[ Aug.2020 ] This is the final part of our walking tour in Alghero, the town on the north western Sardinia in Italy.
The only place we went in to a building during the tour was the cathedral, La Cattedrale di Santa Maria.
First, we looked up the bell tower from via Principe Umberto.
According to Sabrina, our guide, the bell tower and a part of the inside of the cathedral are the oldest, which were started being built in 1500s in the Catalonian gothic style.
The carvings on the door were the typical style of this type of architecture.
She said that the bell tower was open to the public and we could go up between 7 pm and 9 pm, so we decided to come back one day.
We did not go into the cathedral at that point, but walked around it and came to the front of the building.
The facade was made in Neo Classical style, which was completely different from the bell tower, and you could not believe it was the same building.
The columns which looked like either Greek or Roman were the main features and they looked out of place.
This facade was completed in 1862, which means it took about 300 years to build this cathedral.

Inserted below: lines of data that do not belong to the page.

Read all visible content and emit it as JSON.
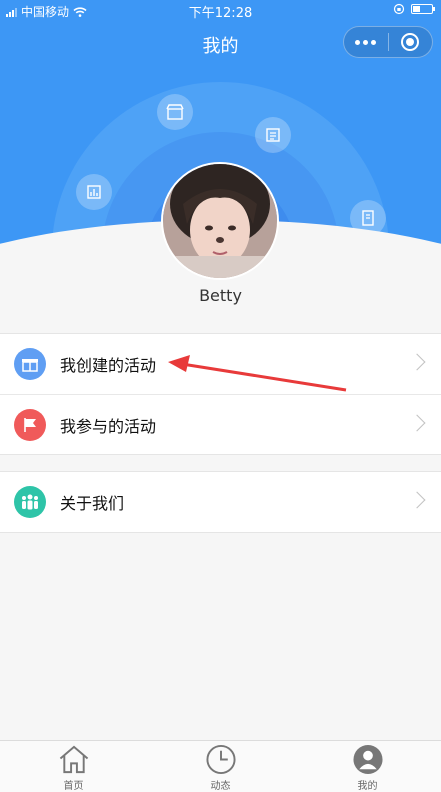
{
  "status": {
    "carrier": "中国移动",
    "time": "下午12:28"
  },
  "header": {
    "title": "我的"
  },
  "profile": {
    "username": "Betty"
  },
  "menu_group1": [
    {
      "label": "我创建的活动",
      "icon": "gift-icon",
      "color": "#5f9ef3"
    },
    {
      "label": "我参与的活动",
      "icon": "flag-icon",
      "color": "#f05a5a"
    }
  ],
  "menu_group2": [
    {
      "label": "关于我们",
      "icon": "people-icon",
      "color": "#2ec4a8"
    }
  ],
  "tabs": [
    {
      "label": "首页",
      "icon": "home-icon"
    },
    {
      "label": "动态",
      "icon": "clock-icon"
    },
    {
      "label": "我的",
      "icon": "user-icon",
      "active": true
    }
  ],
  "colors": {
    "brand": "#3d97f5",
    "annotation_arrow": "#e83a3a"
  }
}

The reason why it took so long was that when they started building it, they used a lot of expensive materials such as marbles and silvers, so they ran out of the fund, Sabrina told us.
And inside, she pointed out that the nave was wide, but the length of the building was rather short and that was because originally they had planned to build a bigger church, but because of the shortage of money, they had to finish it suddenly, so the balance was not right.
The part behind the marble altar is the oldest.
In this cathedral, there is a coffin of a brother of the king of House of Savoy, because while he was in Sardinia, he suffered from Black Death and died here.
And there is a replica of Virgin of Monserrat, which was given by the Monserrat monastery in Catalonia in Spain.
Apparently people queue to see the real Virgin of Monserrat in the Monserrat monastery, but here, nobody was there.
This virgin is black and there is a white virgin in the same style, too here.
After seeing around in the cathedral, we went out and walked down Piazza Civica and stopped at the place where the Gate of the Sea used to be and that was the end of the tour.
Sabrina asked us “Do you think visiting Sardinia is risky?” and my husband answered “No, not now. In the past it was infamous for the kidnapping, though”.
Apparently around 1970s, the crime of kidnapping the children of wealthy families from all over Italy and hiding them in Sardinia was rampant and some students from my husband’s school were kidnapped, too.
The young Sabrina who asked the question, thinking about Corona Virus, was very surprised and said “That was a very long time ago, wasn’t it?”.
So the ending of the tour was a bit funny, but the tour itself was very good and informative anyway.